Dragging us off we went to the French Quarter and spent our day exploring small streets, cat cafes, and the Propaganda Museum.
This is in a strange location, found with great difficulty under a highrise of flats. There are no signs for it until you get to the building entrance which is (in)conveniently found at the back of the gated and guarded community. It houses hundreds of posters and statues from China’s Cultural Revolution and the end of WWII encouraging people to empower others, to support their neighbouring countries like Russia and Korea, and showing them how and why the English and Americans are bad. All the English-Americans have green-grey skin and large hooked noses, whilst the Chinese stay smooth skinned and chubby-cheeked. Although we weren’t supposed to take photos, I have a few for you here (haha sneaky)
Hundreds of Mao statues, all lined up looking somewhat like the terracotta soldiers
Propaganda to defend neighbouring countries, and also how happy families will be after the revolution.
China showing the US in a bad light due to racist tendencies, alongside their invasion of Vietnam.
The Red Detachment of Women – this was one of only 8 performances allowed on stage during the Cultural Revolution.

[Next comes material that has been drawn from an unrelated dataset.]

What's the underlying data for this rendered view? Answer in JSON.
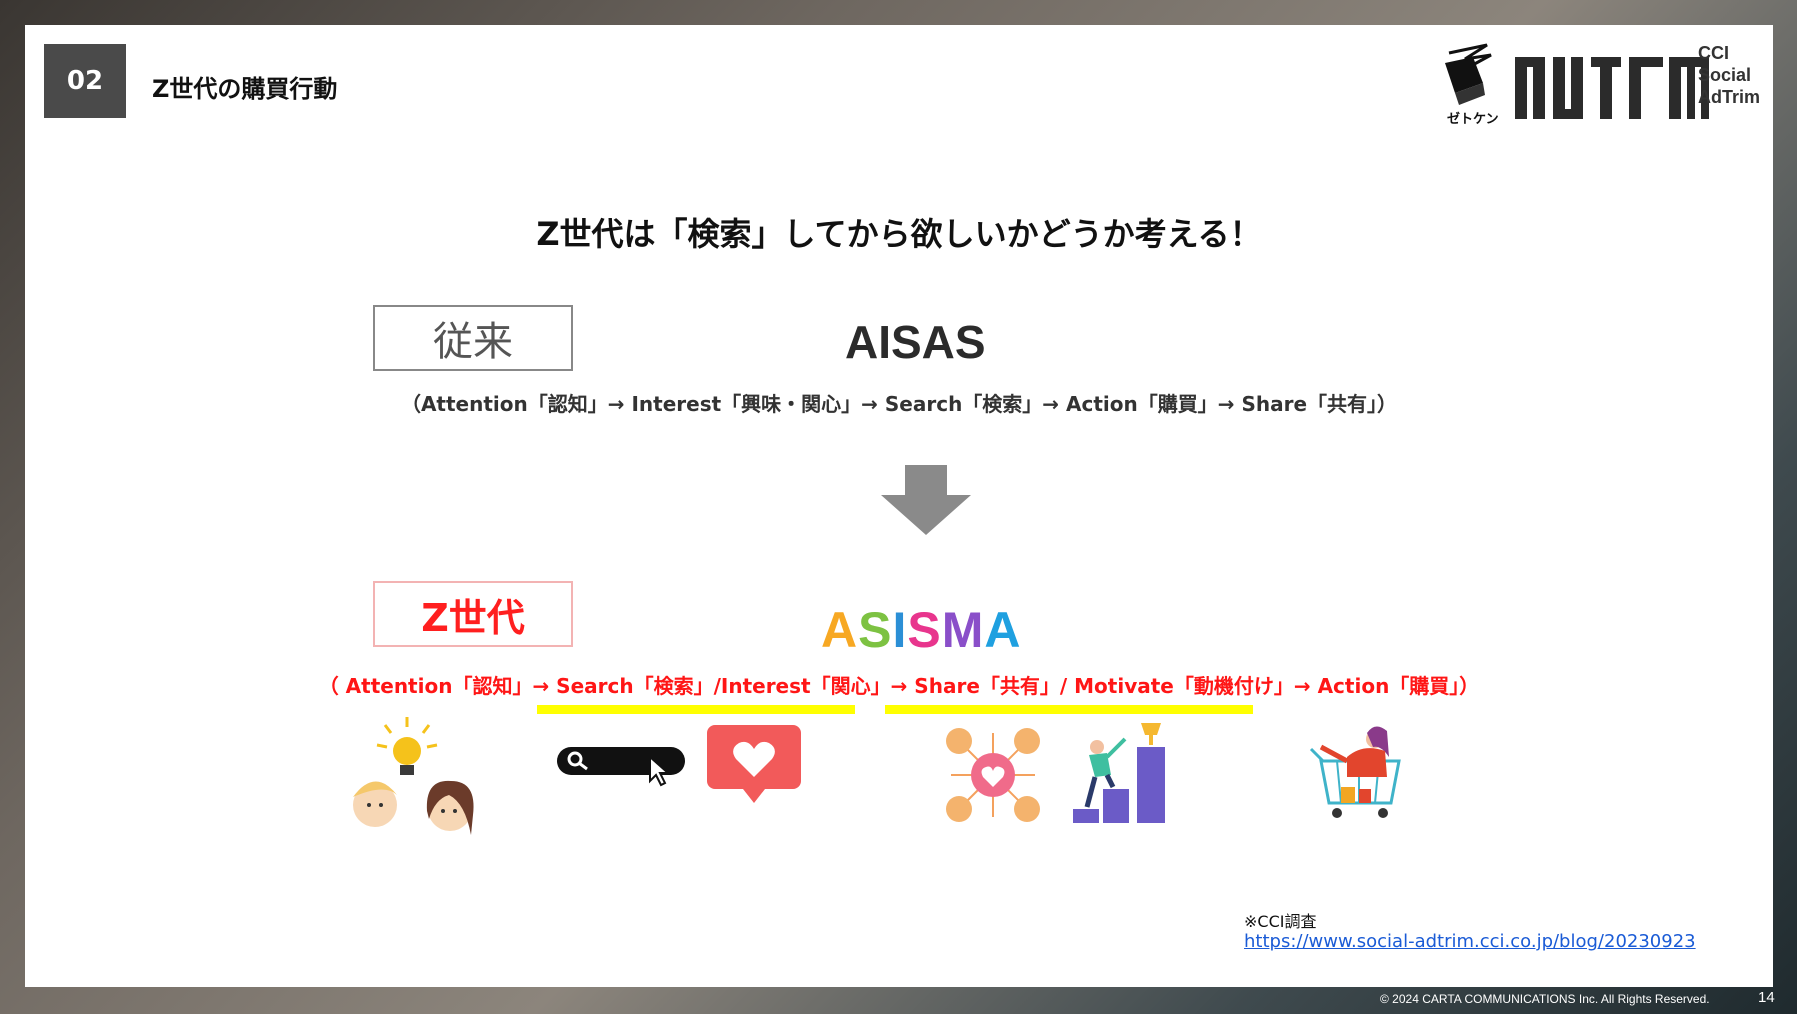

After the Propaganda Museum, we headed out to meet some old friends who now live in Shanghai. They had recommended a pie shop called Pie Society that was small enough to only house the 14 of us, though the waitress told us they had a second, larger restaurant opening soon. If anyone reading this (and isn’t bored by the recounting of meals already) should go to Shanghai, we thoroughly recommend Pie Society. A large hand-made pie resting on a large pile of (flavoured if you wish) mash, covered in gravy was just what the doctor ordered. It was great to catch up with our old friends and see how life in Shanghai was treating them over life in Fuzhou. They enjoy it more there, mostly because of the coolness of the weather over sub-tropical Fuzhou, and because there is more to do and see of an afternoon and evening.

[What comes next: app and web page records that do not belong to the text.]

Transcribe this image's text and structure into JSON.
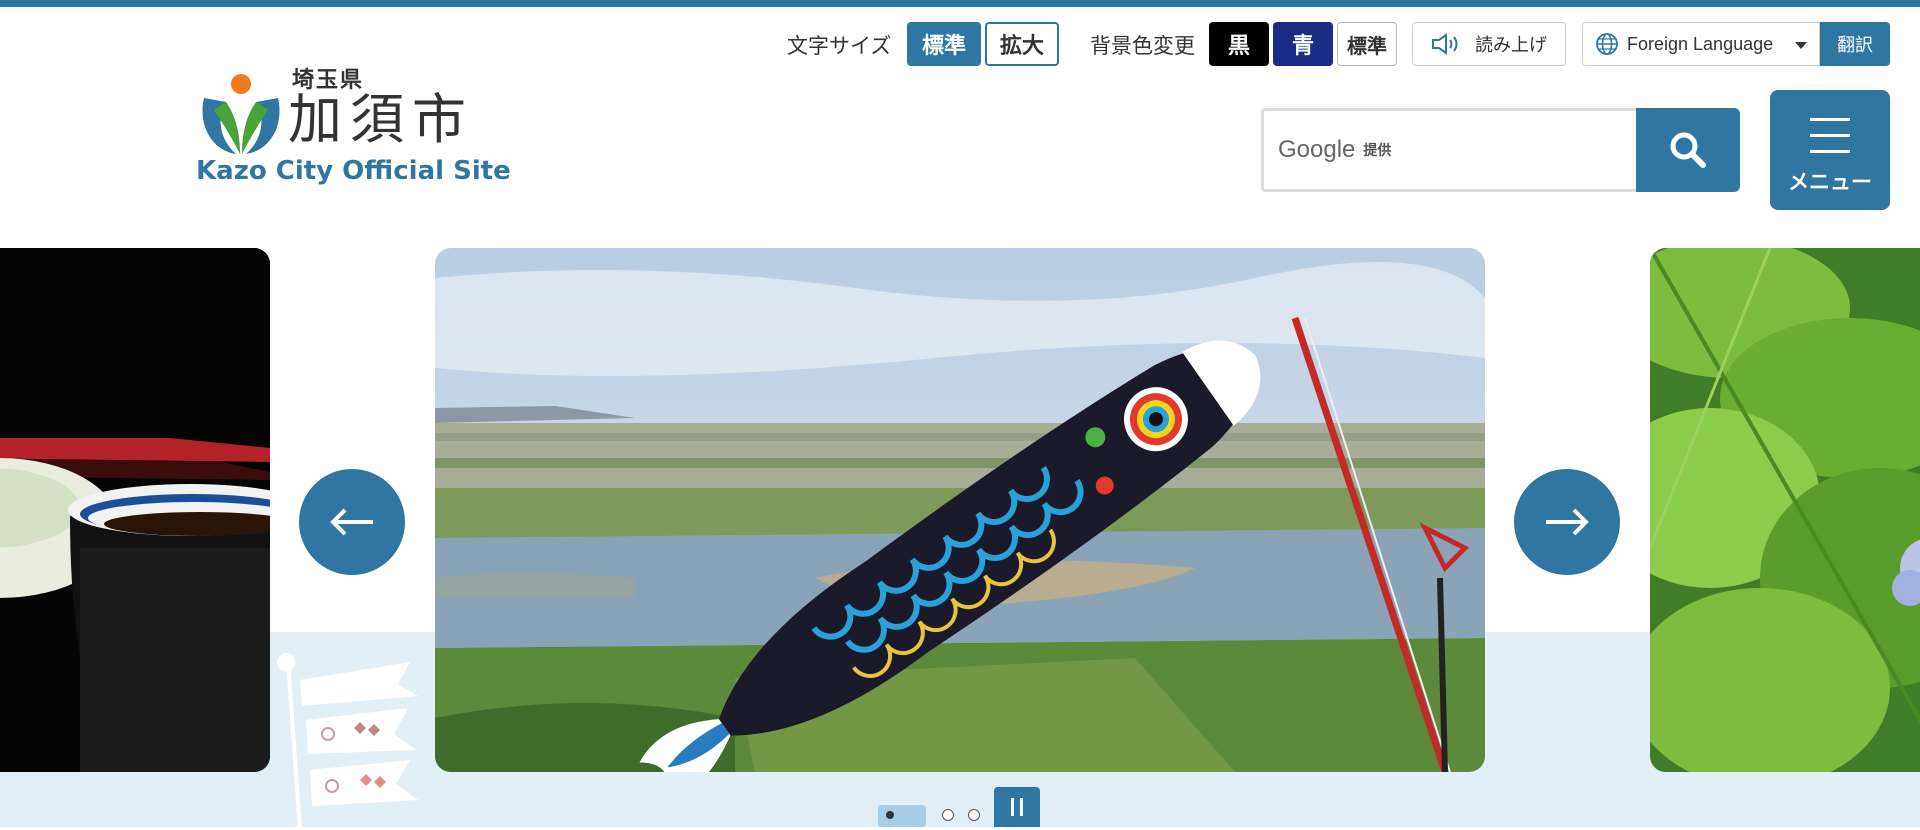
{
  "header": {
    "logo": {
      "prefecture": "埼玉県",
      "city": "加須市",
      "subtitle": "Kazo City Official Site"
    },
    "font_size": {
      "label": "文字サイズ",
      "standard": "標準",
      "large": "拡大"
    },
    "background": {
      "label": "背景色変更",
      "black": "黒",
      "blue": "青",
      "standard": "標準"
    },
    "read_aloud": "読み上げ",
    "language": {
      "selected": "Foreign Language",
      "translate": "翻訳"
    },
    "search": {
      "google": "Google",
      "provided": "提供"
    },
    "menu": "メニュー"
  },
  "carousel": {
    "slides": 3,
    "active_index": 1,
    "colors": {
      "accent": "#2f76a3",
      "sky": "#c9d9e8"
    }
  }
}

And so Shanghai comes to an end, but coming back we were met with Halloween…..
Four times a year, York does extra activities, which interrupt the usual lessons to teach the students about a western holiday. Autumn is Halloween, a great excuse for students and teachers to get dressed up and dance around like idiots for 90 minutes.

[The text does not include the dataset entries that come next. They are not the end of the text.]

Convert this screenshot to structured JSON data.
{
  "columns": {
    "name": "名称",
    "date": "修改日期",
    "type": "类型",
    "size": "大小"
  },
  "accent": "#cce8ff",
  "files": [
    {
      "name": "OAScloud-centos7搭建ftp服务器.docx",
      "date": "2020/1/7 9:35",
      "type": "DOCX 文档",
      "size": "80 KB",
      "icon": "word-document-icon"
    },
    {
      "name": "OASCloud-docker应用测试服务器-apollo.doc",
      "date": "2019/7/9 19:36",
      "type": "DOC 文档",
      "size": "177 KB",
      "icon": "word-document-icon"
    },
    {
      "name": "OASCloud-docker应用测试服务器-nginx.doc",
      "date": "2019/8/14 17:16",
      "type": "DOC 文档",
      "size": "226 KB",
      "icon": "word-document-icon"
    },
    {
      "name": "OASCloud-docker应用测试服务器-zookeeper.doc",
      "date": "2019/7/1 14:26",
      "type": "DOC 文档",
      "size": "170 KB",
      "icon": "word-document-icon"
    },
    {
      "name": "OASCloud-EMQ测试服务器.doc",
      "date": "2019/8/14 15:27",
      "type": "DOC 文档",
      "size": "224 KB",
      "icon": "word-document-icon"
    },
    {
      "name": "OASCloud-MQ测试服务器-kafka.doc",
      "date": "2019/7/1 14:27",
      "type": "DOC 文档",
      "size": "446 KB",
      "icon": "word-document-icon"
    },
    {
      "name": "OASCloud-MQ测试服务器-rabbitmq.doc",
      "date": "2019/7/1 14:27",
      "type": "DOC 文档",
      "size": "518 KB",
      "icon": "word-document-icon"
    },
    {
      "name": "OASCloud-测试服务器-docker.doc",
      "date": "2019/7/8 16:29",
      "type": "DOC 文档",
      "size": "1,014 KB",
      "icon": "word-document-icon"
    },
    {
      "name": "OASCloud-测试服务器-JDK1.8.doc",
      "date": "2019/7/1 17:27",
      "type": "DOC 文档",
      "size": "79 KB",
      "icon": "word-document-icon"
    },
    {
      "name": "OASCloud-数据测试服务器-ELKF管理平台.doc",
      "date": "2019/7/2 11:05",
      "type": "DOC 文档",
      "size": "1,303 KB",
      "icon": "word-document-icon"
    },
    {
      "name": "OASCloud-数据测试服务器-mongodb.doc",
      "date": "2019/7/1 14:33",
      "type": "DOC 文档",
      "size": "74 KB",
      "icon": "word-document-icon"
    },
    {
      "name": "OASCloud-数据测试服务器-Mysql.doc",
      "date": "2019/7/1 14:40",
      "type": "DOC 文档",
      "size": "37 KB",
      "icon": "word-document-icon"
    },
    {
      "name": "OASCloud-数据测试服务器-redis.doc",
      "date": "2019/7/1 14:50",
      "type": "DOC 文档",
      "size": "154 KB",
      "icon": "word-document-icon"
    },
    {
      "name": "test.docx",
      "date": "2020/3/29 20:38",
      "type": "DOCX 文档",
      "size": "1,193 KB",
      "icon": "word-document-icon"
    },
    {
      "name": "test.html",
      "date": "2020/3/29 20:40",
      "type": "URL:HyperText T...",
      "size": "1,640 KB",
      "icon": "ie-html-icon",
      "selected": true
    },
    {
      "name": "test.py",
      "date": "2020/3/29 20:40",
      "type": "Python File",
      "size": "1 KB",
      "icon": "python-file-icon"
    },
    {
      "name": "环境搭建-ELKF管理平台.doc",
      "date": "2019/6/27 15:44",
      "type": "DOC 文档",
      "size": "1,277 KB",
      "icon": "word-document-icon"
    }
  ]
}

The lessons are pre planned, so we get a break from thinking about what we are teaching, although following someone elses idea of a great class can be just as much trouble. All the classes start with an intro, “What is Halloween?”, before learning some spooky vocabulary, playing some games, singing a song (Who ya gonna call? GHOSTBUSTERS!), and finally making a craft project, which vary from origami bats to glowing paper lanterns. There is a competition for the best dressed student, and some of them really go the extra mile with great costumes, although the mishmash of styles leads to some zombie princesses and spidermen with a lightsabre.
Teaching western festivals in China has been a slightly controversial topic lately, with many older generations seeing it as an invasion of western culture, when the children should be focusing on Chinese traditional festivals. Halloween is the most prevalent example of this, because of its commercialisation, and because parents are worried it is too scary and encourages violence, with several cities banning it outright. We didn’t see any negativity in Fuzhou thankfully, and the students all had a great time. I think it’s largely due to how the school presents the event, and York does a great job of selling the holidays to parents and getting them involved. The kids come away with a loose understanding of a western tradition, a photo of them dressed as vampire batman with reindeer antlers, and no candy.